EXERCISE REQUIREMENTS:
Search the entries for the line containing "Give me the". Repeat it, then every line after it, exactly through the final line.

Dataset rows describing interfaces:
· · · ·

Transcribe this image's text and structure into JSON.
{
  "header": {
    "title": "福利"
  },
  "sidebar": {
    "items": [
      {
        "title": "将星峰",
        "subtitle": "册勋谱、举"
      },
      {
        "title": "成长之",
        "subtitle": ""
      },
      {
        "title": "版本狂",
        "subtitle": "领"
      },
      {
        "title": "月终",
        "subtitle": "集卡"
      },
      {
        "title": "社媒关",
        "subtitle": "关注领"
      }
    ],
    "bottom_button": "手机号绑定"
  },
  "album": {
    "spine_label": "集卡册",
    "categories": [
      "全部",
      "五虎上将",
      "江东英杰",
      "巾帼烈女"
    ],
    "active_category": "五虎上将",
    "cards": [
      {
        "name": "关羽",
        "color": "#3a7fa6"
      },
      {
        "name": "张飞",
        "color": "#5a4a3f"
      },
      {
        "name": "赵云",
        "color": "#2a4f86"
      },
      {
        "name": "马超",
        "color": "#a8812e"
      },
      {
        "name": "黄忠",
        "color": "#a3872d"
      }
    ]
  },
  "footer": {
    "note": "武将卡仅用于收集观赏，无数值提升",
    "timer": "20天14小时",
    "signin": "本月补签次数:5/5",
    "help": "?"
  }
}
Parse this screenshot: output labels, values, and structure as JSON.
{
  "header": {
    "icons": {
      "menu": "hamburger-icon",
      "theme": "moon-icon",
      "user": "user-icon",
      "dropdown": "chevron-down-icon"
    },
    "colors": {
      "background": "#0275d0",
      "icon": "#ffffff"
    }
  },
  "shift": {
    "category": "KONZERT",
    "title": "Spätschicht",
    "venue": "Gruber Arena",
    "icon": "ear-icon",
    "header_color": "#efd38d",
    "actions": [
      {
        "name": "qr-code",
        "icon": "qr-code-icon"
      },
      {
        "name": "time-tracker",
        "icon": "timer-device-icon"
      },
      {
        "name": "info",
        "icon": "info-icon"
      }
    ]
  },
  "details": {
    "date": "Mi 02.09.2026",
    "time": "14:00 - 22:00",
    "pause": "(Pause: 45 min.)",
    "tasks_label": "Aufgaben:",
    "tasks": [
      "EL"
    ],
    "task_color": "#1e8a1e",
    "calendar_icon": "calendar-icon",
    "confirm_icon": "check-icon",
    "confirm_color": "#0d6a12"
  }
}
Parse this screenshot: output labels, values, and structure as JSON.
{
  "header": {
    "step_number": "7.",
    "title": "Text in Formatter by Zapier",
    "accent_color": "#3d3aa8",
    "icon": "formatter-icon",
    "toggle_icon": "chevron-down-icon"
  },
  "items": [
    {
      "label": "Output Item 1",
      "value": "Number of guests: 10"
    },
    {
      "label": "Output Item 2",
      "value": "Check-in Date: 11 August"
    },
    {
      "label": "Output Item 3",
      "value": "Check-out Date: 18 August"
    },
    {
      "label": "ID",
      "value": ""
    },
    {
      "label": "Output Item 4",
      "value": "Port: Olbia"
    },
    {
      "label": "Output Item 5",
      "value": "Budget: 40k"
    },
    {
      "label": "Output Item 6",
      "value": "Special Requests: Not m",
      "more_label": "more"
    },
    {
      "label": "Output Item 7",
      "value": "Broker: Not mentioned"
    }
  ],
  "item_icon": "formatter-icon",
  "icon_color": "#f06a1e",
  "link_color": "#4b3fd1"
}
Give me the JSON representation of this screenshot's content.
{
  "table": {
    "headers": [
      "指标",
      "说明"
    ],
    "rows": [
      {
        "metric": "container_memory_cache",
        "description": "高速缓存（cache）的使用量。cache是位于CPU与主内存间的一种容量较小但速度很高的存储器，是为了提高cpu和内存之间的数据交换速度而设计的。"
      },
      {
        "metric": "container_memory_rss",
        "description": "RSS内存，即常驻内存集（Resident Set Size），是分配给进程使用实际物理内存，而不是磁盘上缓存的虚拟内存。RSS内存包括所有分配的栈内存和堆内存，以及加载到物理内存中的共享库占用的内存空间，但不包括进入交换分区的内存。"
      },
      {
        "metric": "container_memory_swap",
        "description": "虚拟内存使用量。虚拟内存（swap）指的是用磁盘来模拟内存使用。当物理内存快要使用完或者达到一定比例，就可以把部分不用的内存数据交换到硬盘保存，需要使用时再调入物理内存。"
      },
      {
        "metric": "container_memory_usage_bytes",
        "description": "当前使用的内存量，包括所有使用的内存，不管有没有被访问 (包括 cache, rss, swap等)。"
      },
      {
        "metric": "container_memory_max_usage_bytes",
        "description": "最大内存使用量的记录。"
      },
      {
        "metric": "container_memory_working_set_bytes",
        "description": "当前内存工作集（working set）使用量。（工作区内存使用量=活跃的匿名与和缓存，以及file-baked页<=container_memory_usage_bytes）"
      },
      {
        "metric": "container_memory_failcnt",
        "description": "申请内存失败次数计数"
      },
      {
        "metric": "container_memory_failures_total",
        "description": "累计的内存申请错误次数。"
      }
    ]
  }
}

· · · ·

RESPONSE:
Give me the JSON representation of this screenshot's content.
{
  "table": {
    "headers": [
      "指标",
      "说明"
    ],
    "rows": [
      {
        "metric": "container_memory_cache",
        "description": "高速缓存（cache）的使用量。cache是位于CPU与主内存间的一种容量较小但速度很高的存储器，是为了提高cpu和内存之间的数据交换速度而设计的。"
      },
      {
        "metric": "container_memory_rss",
        "description": "RSS内存，即常驻内存集（Resident Set Size），是分配给进程使用实际物理内存，而不是磁盘上缓存的虚拟内存。RSS内存包括所有分配的栈内存和堆内存，以及加载到物理内存中的共享库占用的内存空间，但不包括进入交换分区的内存。"
      },
      {
        "metric": "container_memory_swap",
        "description": "虚拟内存使用量。虚拟内存（swap）指的是用磁盘来模拟内存使用。当物理内存快要使用完或者达到一定比例，就可以把部分不用的内存数据交换到硬盘保存，需要使用时再调入物理内存。"
      },
      {
        "metric": "container_memory_usage_bytes",
        "description": "当前使用的内存量，包括所有使用的内存，不管有没有被访问 (包括 cache, rss, swap等)。"
      },
      {
        "metric": "container_memory_max_usage_bytes",
        "description": "最大内存使用量的记录。"
      },
      {
        "metric": "container_memory_working_set_bytes",
        "description": "当前内存工作集（working set）使用量。（工作区内存使用量=活跃的匿名与和缓存，以及file-baked页<=container_memory_usage_bytes）"
      },
      {
        "metric": "container_memory_failcnt",
        "description": "申请内存失败次数计数"
      },
      {
        "metric": "container_memory_failures_total",
        "description": "累计的内存申请错误次数。"
      }
    ]
  }
}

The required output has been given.